This sequel to Escape From New York might not be as flashy as some of this summer’s earlier action extravaganzas, but it sure packs an attitude. Sixteen years after Escape From New York, the United States has become a Fundamentalist Christian Dictatorship, run by a President-for-Life (Cliff Robertson). Los Angeles, now an island separated from North America during a disastrous earthquake, has become the deportation point for all the country’s undesirables. When the president’s daughter, Utopia, captures the controls to a superweapon and hijacks Air Force Three to Los Angeles, there’s only one man to call. Snake Plissken (Kurt Russell) is captured by the government, and forced against his will to retrieve the superweapon before a genetically engineered virus kills him. So Snake ventures into the City of Angels, where he meets a bizaare and ecclectic group of the unwanted (including Peter Fonda, Steve Buscemi, Pam Grier and George Corraface). It’s unclear whether director John Carpenter was aiming for the similar low-budget feel of his first Escape film, but whatever the case, that’s the result. In comparison to the spectacular effects of Twister, Mission: Impossible, and Independence Day, the multiple blue-screen FX shots seem dated, and somewhat fake. I would tend to think that Carpenter was trying to achieve this result, since a few of the effects (some holograms, etc.) don’t jar as much as others. Yet, his attempts to mimic Escape From New York don’t end there. On several key points, the two films parallel. Both start with Snake captured by the authorities, because a member of the First Family is missing in a walled off city. Both films require Snake to achieve his goals in order to get an antidote to save his life. And the similarities continue, even down to a particular double-cross near the end. With all these similarities, at least John Carpenter got one thing right…the entire attitude of the film. Just like the original, the film has a great sense of fun with its home city, both with the landmarks, and the people who inhabit it. From the San Fernando Valley to Beverly Hills, from Universal Studios to the Magic Kingdom (oops..that’s Happy Kingdom), the film has a great time envisioning what a 9.8 earthquake would do to all the hot spots of L.A. And then there are the Los Angelinos themselves…from the freakish hooded zombiesque hordes who have had too many plastic surgery jobs, to the gun toting aging surfers, to the roving gangs inflicting random violence. The film is creative in the details, even if it’s simply a copy of its predecessor on the whole. Escape From L.A. never quite takes itself seriously. It begins with an outlandish sequence of events to explain how a President-for-Life got elected and L.A. became an island of the unwanted (never quite mentioning that Escape From New York takes place next year…the new film is set in 2013). Snake himself is the archetypical gruff hero, ala Eastwood, with monotone monosylabic grunts, a black leather outfit, and a bad attitude to spare. Don’t expect to be dazzled or surprised by Escape From L.A. …but you should have a good time.

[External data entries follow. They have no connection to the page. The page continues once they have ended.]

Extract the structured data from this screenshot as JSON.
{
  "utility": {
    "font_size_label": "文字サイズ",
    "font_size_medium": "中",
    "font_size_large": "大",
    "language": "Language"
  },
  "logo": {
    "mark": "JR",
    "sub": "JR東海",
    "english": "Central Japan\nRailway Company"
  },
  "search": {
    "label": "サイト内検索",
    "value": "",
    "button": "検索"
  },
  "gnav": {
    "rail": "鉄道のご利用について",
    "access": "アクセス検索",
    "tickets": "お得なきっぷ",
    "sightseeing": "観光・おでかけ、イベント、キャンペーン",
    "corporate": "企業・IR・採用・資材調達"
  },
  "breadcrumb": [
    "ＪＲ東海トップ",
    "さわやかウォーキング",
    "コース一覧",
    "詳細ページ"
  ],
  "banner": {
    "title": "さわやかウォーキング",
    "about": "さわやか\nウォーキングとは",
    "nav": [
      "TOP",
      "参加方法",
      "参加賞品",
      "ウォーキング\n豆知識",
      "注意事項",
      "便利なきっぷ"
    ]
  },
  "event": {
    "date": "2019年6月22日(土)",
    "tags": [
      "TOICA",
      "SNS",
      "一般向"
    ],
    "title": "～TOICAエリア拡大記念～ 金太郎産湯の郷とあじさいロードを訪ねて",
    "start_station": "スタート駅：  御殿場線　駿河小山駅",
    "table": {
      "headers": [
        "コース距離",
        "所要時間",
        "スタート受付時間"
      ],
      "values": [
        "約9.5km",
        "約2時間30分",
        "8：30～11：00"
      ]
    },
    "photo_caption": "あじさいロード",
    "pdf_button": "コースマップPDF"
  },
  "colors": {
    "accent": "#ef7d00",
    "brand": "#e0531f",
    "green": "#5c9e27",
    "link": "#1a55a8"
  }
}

Tag CloudAction Animated Anthony Hopkins Antonio Banderas Ben Stiller Biopic Bruce Willis Christopher Walken Comedy Crime Danny DeVito Denzel Washington Documentary Drama Eddie Murphy Ewan McGregor Gene Hackman Gwyneth Paltrow Harrison Ford Horror Joan Cusack John Malkovich John Travolta Julianne Moore Julia Roberts Kevin Kline Kevin Spacey Meg Ryan Nicolas Cage Robert DeNiro Robert Downey Jr. Robin Williams Romance Romantic Comedy Samuel L. Jackson Sandra Bullock Science Fiction Shakespeare Sharon Stone Spoof Sports Superhero Thriller William H. Macy Woody Harrelson